- fears about an inability to care for yourself make being alone uncomfortable
- intensely seeking a new supportive relationship when the current supportive one ends
- preoccupation with fears about having to provide self-care
Research into dependent personality disorder is ongoing. Due to its many presentations, additional subtypes
Avoidant personality disorder is characterized by feelings of inadequacy, hesitation to engage in social situations, and intense emotional response to criticism. Emotional unavailability may also be a symptom.
Living with this condition can mean fear of rejection or harsh judgment prevents you from establishing interpersonal contact.
You might avoid job promotions, for example, social events with new people, or any situation that may require you to actively interact with others.
If someone does offer you a critique, even the mildest statements may cause intense emotional distress, causing you to question your self-worth.
Symptoms and criteria
In the DSM-5-TR, a diagnosis of avoidant personality disorder is received when four or more of the following criteria are met:
- active avoidance of social interaction out of fear of disapproval, rejection, or criticism
- unwillingness to engage with others unless you’re convinced they like you
- reluctance to try new things out of fear of being embarrassed
- extremely low sense of self-worth
- fixation on the possibility of criticism or rejection in social environments
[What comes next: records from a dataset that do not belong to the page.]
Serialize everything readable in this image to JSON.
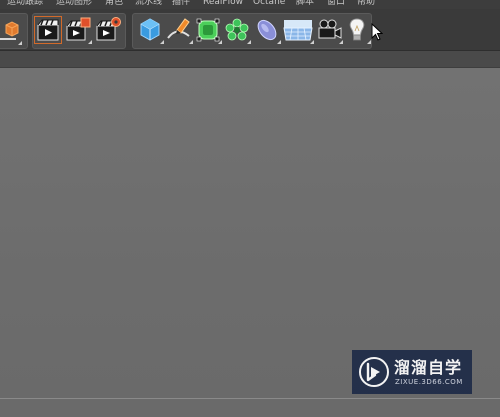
{
  "menubar": {
    "items": [
      "运动跟踪",
      "运动图形",
      "角色",
      "流水线",
      "插件",
      "RealFlow",
      "Octane",
      "脚本",
      "窗口",
      "帮助"
    ]
  },
  "toolbar": {
    "groups": [
      {
        "buttons": [
          "cube-axis-icon"
        ]
      },
      {
        "buttons": [
          "render-view-icon",
          "render-picture-viewer-icon",
          "render-settings-icon"
        ]
      },
      {
        "buttons": [
          "cube-primitive-icon",
          "spline-pen-icon",
          "subdivision-surface-icon",
          "cloner-icon",
          "deformer-icon",
          "floor-environment-icon",
          "camera-icon",
          "light-icon"
        ]
      }
    ],
    "active_button": "render-view-icon"
  },
  "colors": {
    "menubar_bg": "#3d3d3d",
    "toolbar_bg": "#3a3a3a",
    "viewport_bg": "#6c6c6c",
    "accent_orange": "#d26a2a",
    "watermark_bg": "#1e2b48"
  },
  "watermark": {
    "title": "溜溜自学",
    "url": "ZIXUE.3D66.COM"
  }
}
- feelings of inadequacy prevent performance in new social situations
- fear of shame or ridicule prevents being fully open in intimate relationships
Treatment for cluster C personality disorders often involves a combination of psychotherapy and medications to help manage overlapping symptoms like anxiety and depression.
Most cluster C disorders benefit from cognitive behavioral therapy (CBT). This type of psychotherapy supports you in identifying unhelpful thoughts and behaviors — and then helps you to establish new, beneficial ones.
The treatment you receive will depend on which cluster C personality disorder you’re experiencing, the severity of your symptoms, and what areas of your life are heavily impacted.